Doing away with the outdated Friedman Curve and putting the mother at the center of the birthing process does wonders.

Allison Yarrow makes it clear: It’s not the woman’s fault. Lay the blame for the rising rates of cesarean sections at the foot of hospitals and doctors, Yarrow writes in an opinion piece in the New York Times. Yarrow, a best-selling author currently at work on a book about pregnancy, birth and motherhood, writes that “it isn’t women’s choices that have driven the high rate” of C-sections. (In the United States, 32% of live births are by C-section; it should be between 10% and 15%.)

One problem is that many hospitals and doctors still use the Friedman Curve, created in the 1950s and which has since been disproven. “According to Dr. Friedman’s study, active labor began sooner, and took less time, than it actually does today,” writes Yarrow. “This error has produced countless unnecessary C-sections.” Despite this, the Friedman Curve is still a yardstick in many hospitals.

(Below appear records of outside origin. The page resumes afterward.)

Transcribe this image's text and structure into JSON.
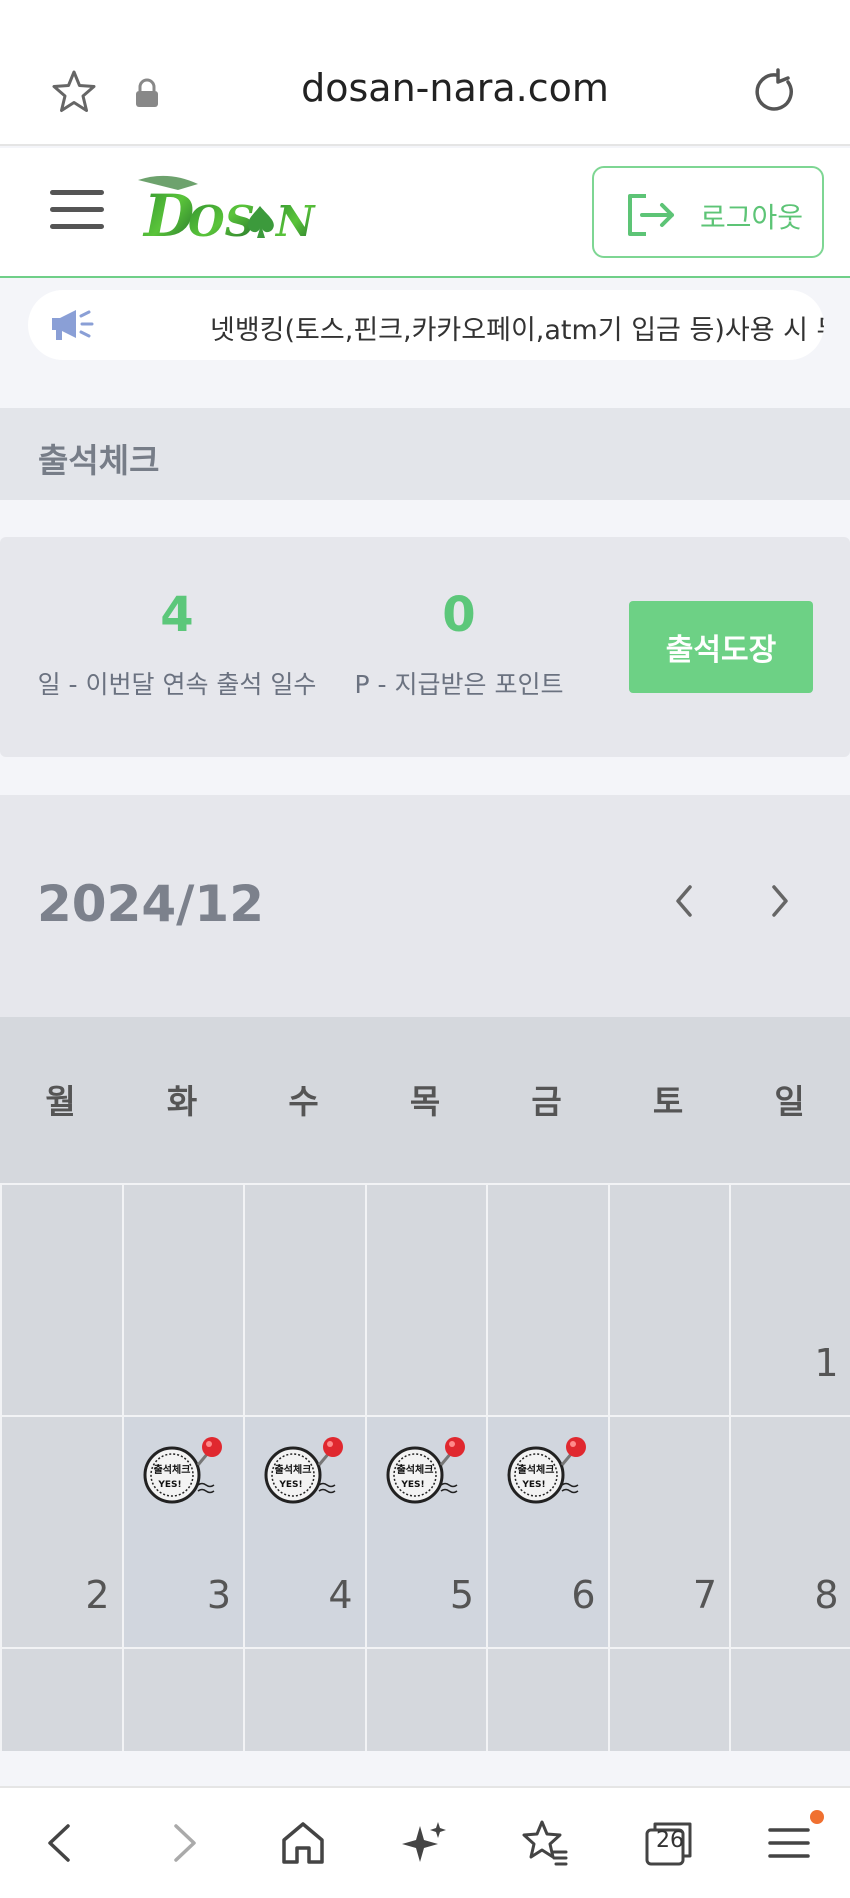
{
  "browser": {
    "url": "dosan-nara.com",
    "tabs_count": "26"
  },
  "header": {
    "logo_text": "DOSAN",
    "logout_label": "로그아웃"
  },
  "notice": {
    "text": "넷뱅킹(토스,핀크,카카오페이,atm기 입금 등)사용 시 무조건"
  },
  "page_title": "출석체크",
  "stats": {
    "streak_value": "4",
    "streak_caption": "일 - 이번달 연속 출석 일수",
    "points_value": "0",
    "points_caption": "P - 지급받은 포인트",
    "attend_button": "출석도장"
  },
  "calendar": {
    "month": "2024/12",
    "weekdays": [
      "월",
      "화",
      "수",
      "목",
      "금",
      "토",
      "일"
    ],
    "week1": [
      "",
      "",
      "",
      "",
      "",
      "",
      "1"
    ],
    "week2": [
      "2",
      "3",
      "4",
      "5",
      "6",
      "7",
      "8"
    ],
    "stamp_text_top": "출석체크",
    "stamp_text_bottom": "YES!",
    "stamped_days": [
      "3",
      "4",
      "5",
      "6"
    ]
  },
  "colors": {
    "accent_green": "#6dd185",
    "stat_green": "#5cc77a",
    "notification_dot": "#f07030"
  },
  "icons": {
    "browser_top": [
      "star-icon",
      "lock-icon",
      "reload-icon"
    ],
    "browser_bottom": [
      "back-icon",
      "forward-icon",
      "home-icon",
      "sparkle-icon",
      "bookmarks-icon",
      "tabs-icon",
      "menu-icon"
    ]
  }
}
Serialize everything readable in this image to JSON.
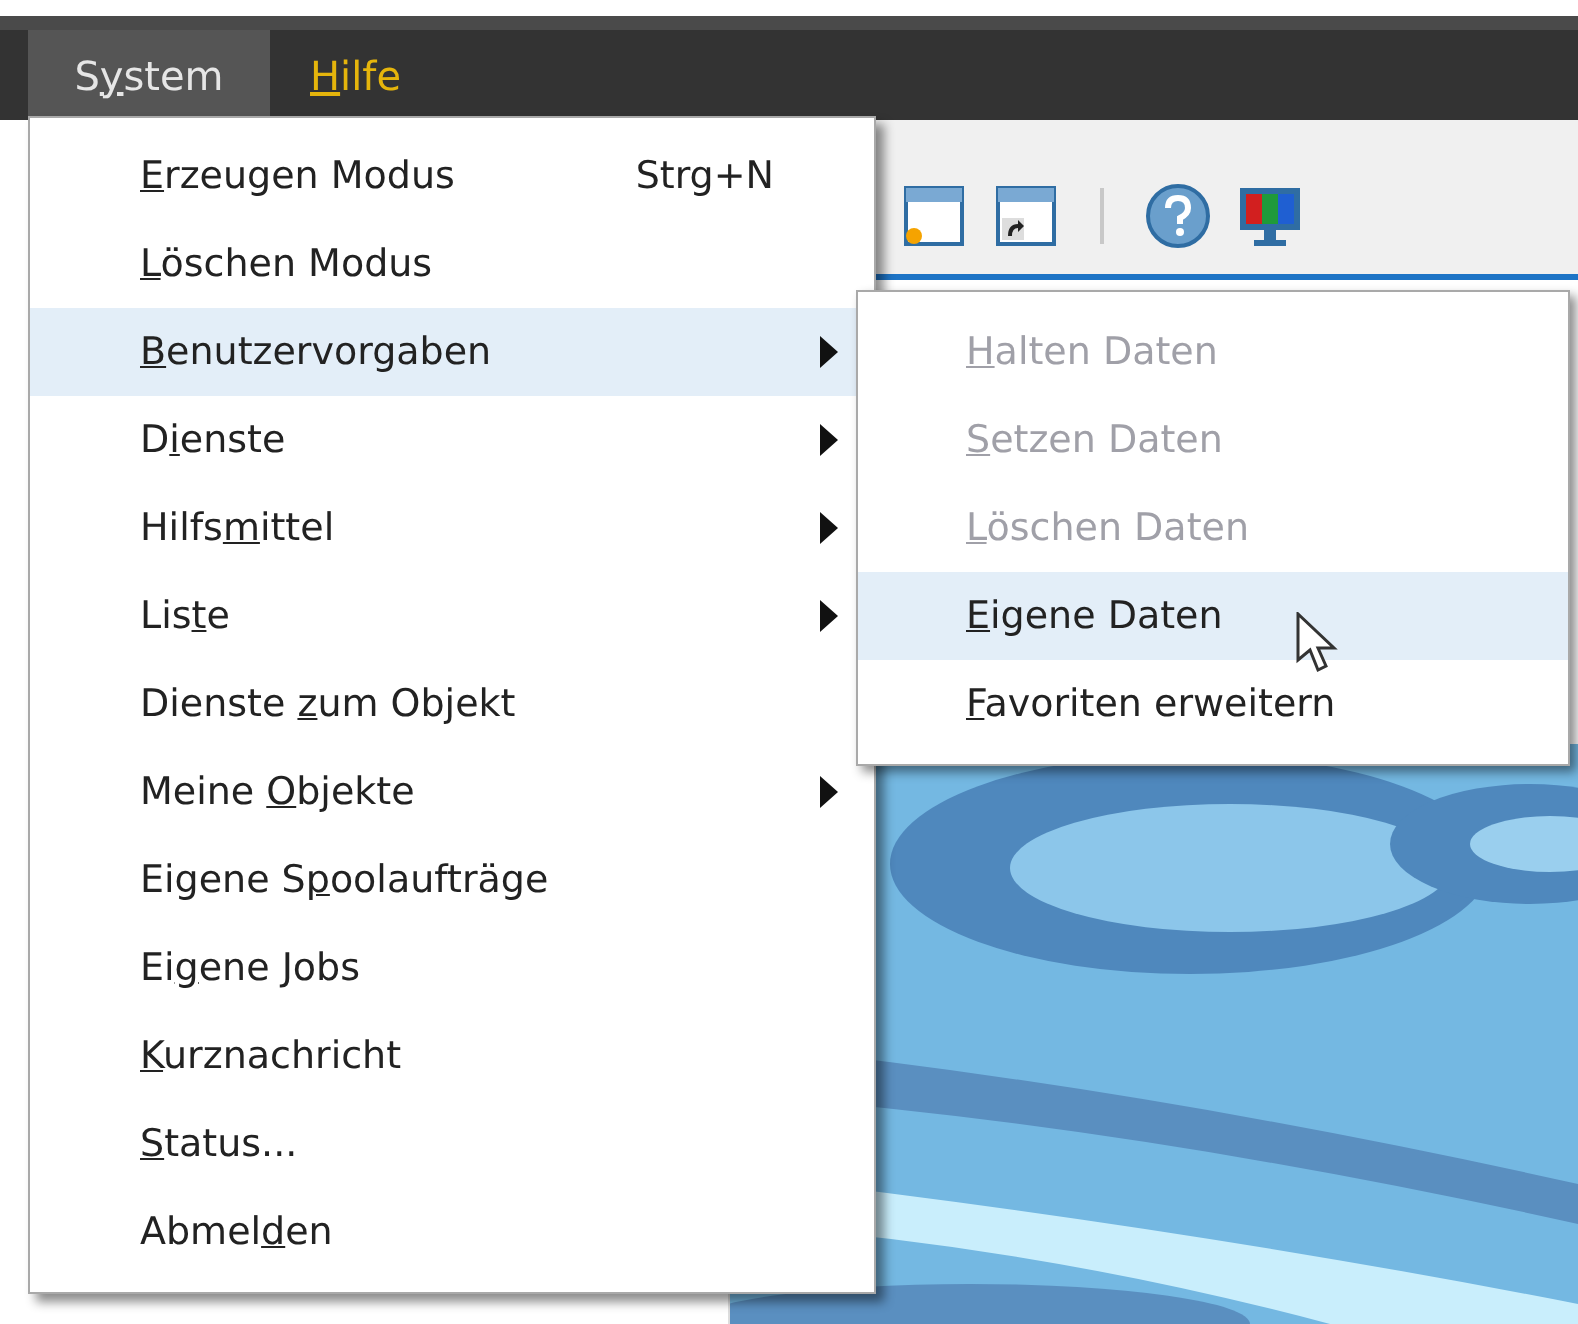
{
  "menubar": [
    {
      "pre": "S",
      "key": "y",
      "post": "stem",
      "selected": true
    },
    {
      "key": "H",
      "post": "ilfe",
      "selected": false
    }
  ],
  "menu": [
    {
      "key": "E",
      "post": "rzeugen Modus",
      "shortcut": "Strg+N",
      "submenu": false,
      "selected": false
    },
    {
      "key": "L",
      "post": "öschen Modus",
      "submenu": false,
      "selected": false
    },
    {
      "key": "B",
      "post": "enutzervorgaben",
      "submenu": true,
      "selected": true
    },
    {
      "pre": "D",
      "key": "i",
      "post": "enste",
      "submenu": true,
      "selected": false
    },
    {
      "pre": "Hilfs",
      "key": "m",
      "post": "ittel",
      "submenu": true,
      "selected": false
    },
    {
      "pre": "Lis",
      "key": "t",
      "post": "e",
      "submenu": true,
      "selected": false
    },
    {
      "pre": "Dienste ",
      "key": "z",
      "post": "um Objekt",
      "submenu": false,
      "selected": false
    },
    {
      "pre": "Meine ",
      "key": "O",
      "post": "bjekte",
      "submenu": true,
      "selected": false
    },
    {
      "pre": "Eigene S",
      "key": "p",
      "post": "oolaufträge",
      "submenu": false,
      "selected": false
    },
    {
      "pre": "Ei",
      "key": "g",
      "post": "ene Jobs",
      "submenu": false,
      "selected": false
    },
    {
      "key": "K",
      "post": "urznachricht",
      "submenu": false,
      "selected": false
    },
    {
      "key": "S",
      "post": "tatus...",
      "submenu": false,
      "selected": false
    },
    {
      "pre": "Abmel",
      "key": "d",
      "post": "en",
      "submenu": false,
      "selected": false
    }
  ],
  "submenu": [
    {
      "key": "H",
      "post": "alten Daten",
      "disabled": true,
      "selected": false
    },
    {
      "key": "S",
      "post": "etzen Daten",
      "disabled": true,
      "selected": false
    },
    {
      "key": "L",
      "post": "öschen Daten",
      "disabled": true,
      "selected": false
    },
    {
      "key": "E",
      "post": "igene Daten",
      "disabled": false,
      "selected": true
    },
    {
      "key": "F",
      "post": "avoriten erweitern",
      "disabled": false,
      "selected": false
    }
  ]
}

Yarrow also says that the number of C-sections have been reduced in some hospitals with the introduction of a white board. The board encourages putting the mother at the center of a team approach to delivery. It should include every member of the team, the mother’s birthing preferences that “can change as labor does,” and then the status of the mother and infant as labor progresses.

“Last [on the board] is the time when the whole team will ‘huddle’ or reconvene,” Yarrow writes. “All conversations about labor and the laboring woman are supposed to occur with her present.”